[Component data from apps and pages]
--------------------------------
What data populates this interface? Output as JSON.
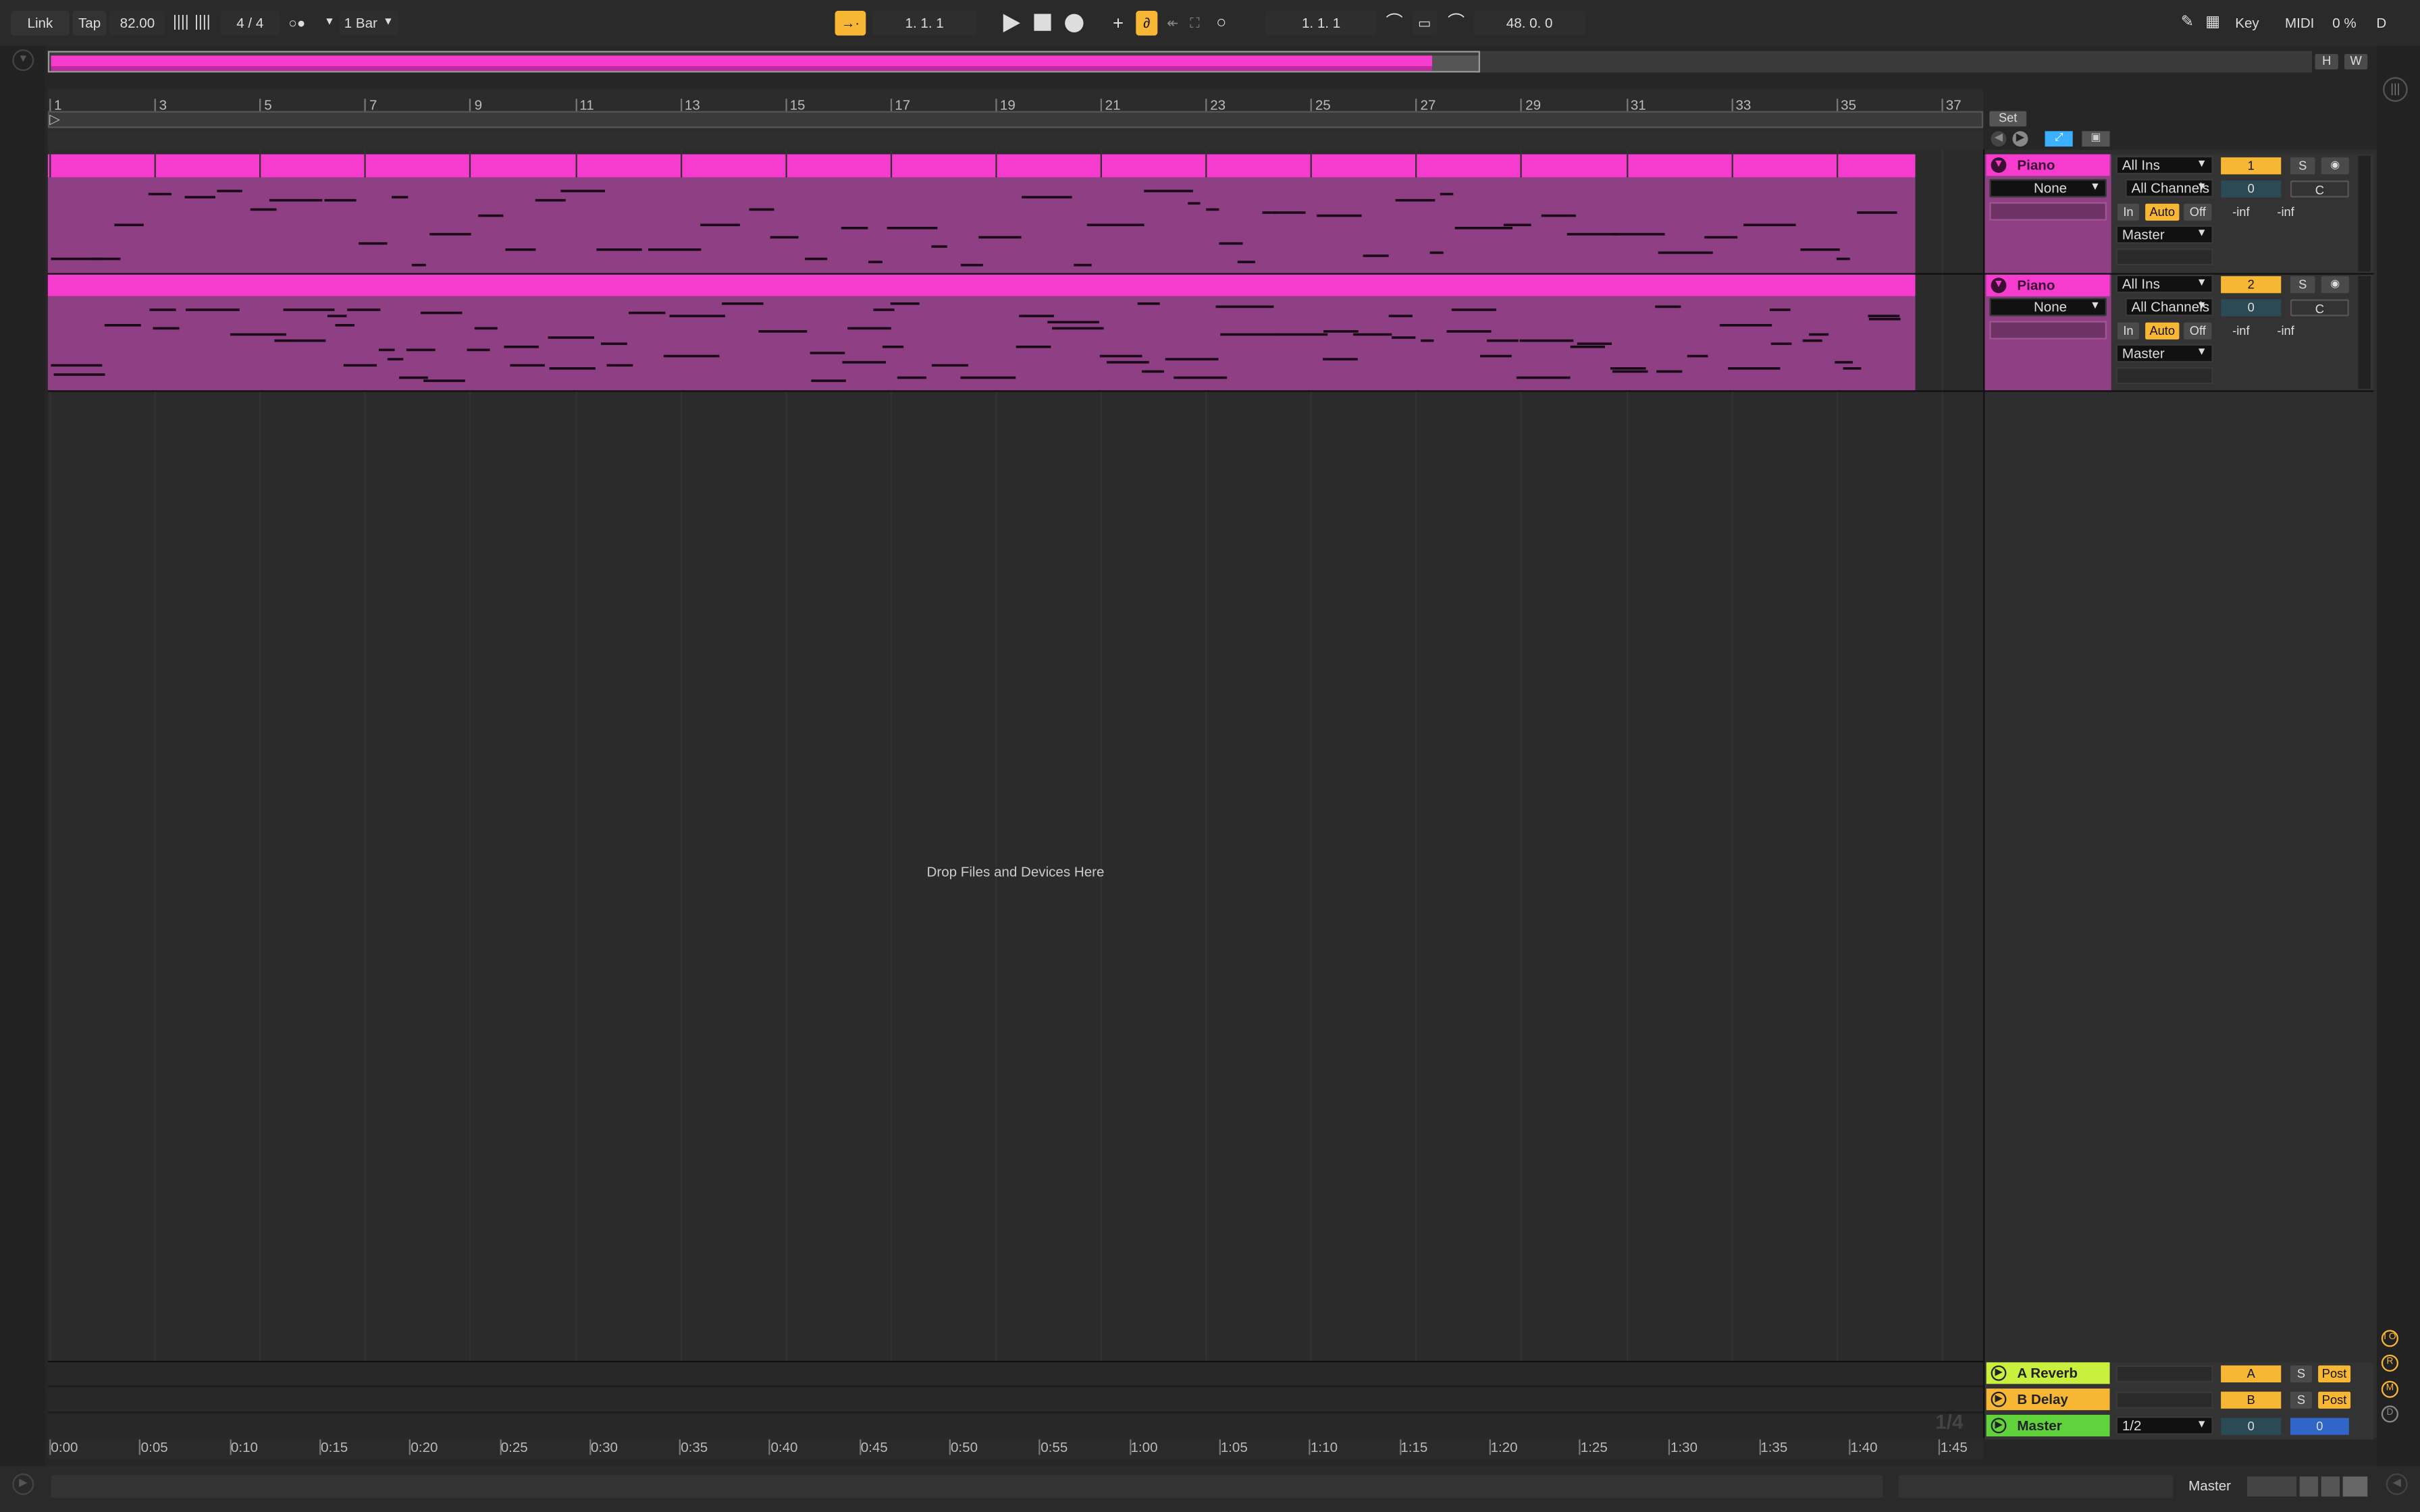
{
  "toolbar": {
    "link": "Link",
    "tap": "Tap",
    "tempo": "82.00",
    "time_signature": "4 / 4",
    "quantize": "1 Bar",
    "position": "1.   1.   1",
    "loop_start": "1.   1.   1",
    "loop_length": "48.   0.   0",
    "key": "Key",
    "midi": "MIDI",
    "cpu": "0 %",
    "d": "D"
  },
  "overview": {
    "h_btn": "H",
    "w_btn": "W"
  },
  "ruler": {
    "bars": [
      "1",
      "3",
      "5",
      "7",
      "9",
      "11",
      "13",
      "15",
      "17",
      "19",
      "21",
      "23",
      "25",
      "27",
      "29",
      "31",
      "33",
      "35",
      "37"
    ],
    "set_label": "Set"
  },
  "time_ruler": [
    "0:00",
    "0:05",
    "0:10",
    "0:15",
    "0:20",
    "0:25",
    "0:30",
    "0:35",
    "0:40",
    "0:45",
    "0:50",
    "0:55",
    "1:00",
    "1:05",
    "1:10",
    "1:15",
    "1:20",
    "1:25",
    "1:30",
    "1:35",
    "1:40",
    "1:45"
  ],
  "drop_hint": "Drop Files and Devices Here",
  "zoom_fraction": "1/4",
  "colors": {
    "clip": "#f53ccf",
    "clip_body": "#8f3f83",
    "reverb": "#c8f03c",
    "delay": "#f7b734",
    "master": "#5fd23c",
    "accent": "#f7b734",
    "blue": "#3ab0ff"
  },
  "tracks": [
    {
      "name": "Piano",
      "monitor_none": "None",
      "input": "All Ins",
      "channel": "All Channels",
      "mon_in": "In",
      "mon_auto": "Auto",
      "mon_off": "Off",
      "output": "Master",
      "number": "1",
      "solo": "S",
      "volume": "0",
      "pan": "C",
      "peak_l": "-inf",
      "peak_r": "-inf"
    },
    {
      "name": "Piano",
      "monitor_none": "None",
      "input": "All Ins",
      "channel": "All Channels",
      "mon_in": "In",
      "mon_auto": "Auto",
      "mon_off": "Off",
      "output": "Master",
      "number": "2",
      "solo": "S",
      "volume": "0",
      "pan": "C",
      "peak_l": "-inf",
      "peak_r": "-inf"
    }
  ],
  "returns": [
    {
      "name": "A Reverb",
      "letter": "A",
      "solo": "S",
      "post": "Post"
    },
    {
      "name": "B Delay",
      "letter": "B",
      "solo": "S",
      "post": "Post"
    }
  ],
  "master": {
    "name": "Master",
    "output": "1/2",
    "volume": "0",
    "pan": "0"
  },
  "side_buttons": [
    "I O",
    "R",
    "M",
    "D"
  ],
  "status": {
    "master_label": "Master"
  }
}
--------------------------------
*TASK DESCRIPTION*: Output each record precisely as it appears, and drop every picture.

*FINISHED EXERCISE*:
What data populates this interface? Output as JSON.
{
  "toolbar": {
    "link": "Link",
    "tap": "Tap",
    "tempo": "82.00",
    "time_signature": "4 / 4",
    "quantize": "1 Bar",
    "position": "1.   1.   1",
    "loop_start": "1.   1.   1",
    "loop_length": "48.   0.   0",
    "key": "Key",
    "midi": "MIDI",
    "cpu": "0 %",
    "d": "D"
  },
  "overview": {
    "h_btn": "H",
    "w_btn": "W"
  },
  "ruler": {
    "bars": [
      "1",
      "3",
      "5",
      "7",
      "9",
      "11",
      "13",
      "15",
      "17",
      "19",
      "21",
      "23",
      "25",
      "27",
      "29",
      "31",
      "33",
      "35",
      "37"
    ],
    "set_label": "Set"
  },
  "time_ruler": [
    "0:00",
    "0:05",
    "0:10",
    "0:15",
    "0:20",
    "0:25",
    "0:30",
    "0:35",
    "0:40",
    "0:45",
    "0:50",
    "0:55",
    "1:00",
    "1:05",
    "1:10",
    "1:15",
    "1:20",
    "1:25",
    "1:30",
    "1:35",
    "1:40",
    "1:45"
  ],
  "drop_hint": "Drop Files and Devices Here",
  "zoom_fraction": "1/4",
  "colors": {
    "clip": "#f53ccf",
    "clip_body": "#8f3f83",
    "reverb": "#c8f03c",
    "delay": "#f7b734",
    "master": "#5fd23c",
    "accent": "#f7b734",
    "blue": "#3ab0ff"
  },
  "tracks": [
    {
      "name": "Piano",
      "monitor_none": "None",
      "input": "All Ins",
      "channel": "All Channels",
      "mon_in": "In",
      "mon_auto": "Auto",
      "mon_off": "Off",
      "output": "Master",
      "number": "1",
      "solo": "S",
      "volume": "0",
      "pan": "C",
      "peak_l": "-inf",
      "peak_r": "-inf"
    },
    {
      "name": "Piano",
      "monitor_none": "None",
      "input": "All Ins",
      "channel": "All Channels",
      "mon_in": "In",
      "mon_auto": "Auto",
      "mon_off": "Off",
      "output": "Master",
      "number": "2",
      "solo": "S",
      "volume": "0",
      "pan": "C",
      "peak_l": "-inf",
      "peak_r": "-inf"
    }
  ],
  "returns": [
    {
      "name": "A Reverb",
      "letter": "A",
      "solo": "S",
      "post": "Post"
    },
    {
      "name": "B Delay",
      "letter": "B",
      "solo": "S",
      "post": "Post"
    }
  ],
  "master": {
    "name": "Master",
    "output": "1/2",
    "volume": "0",
    "pan": "0"
  },
  "side_buttons": [
    "I O",
    "R",
    "M",
    "D"
  ],
  "status": {
    "master_label": "Master"
  }
}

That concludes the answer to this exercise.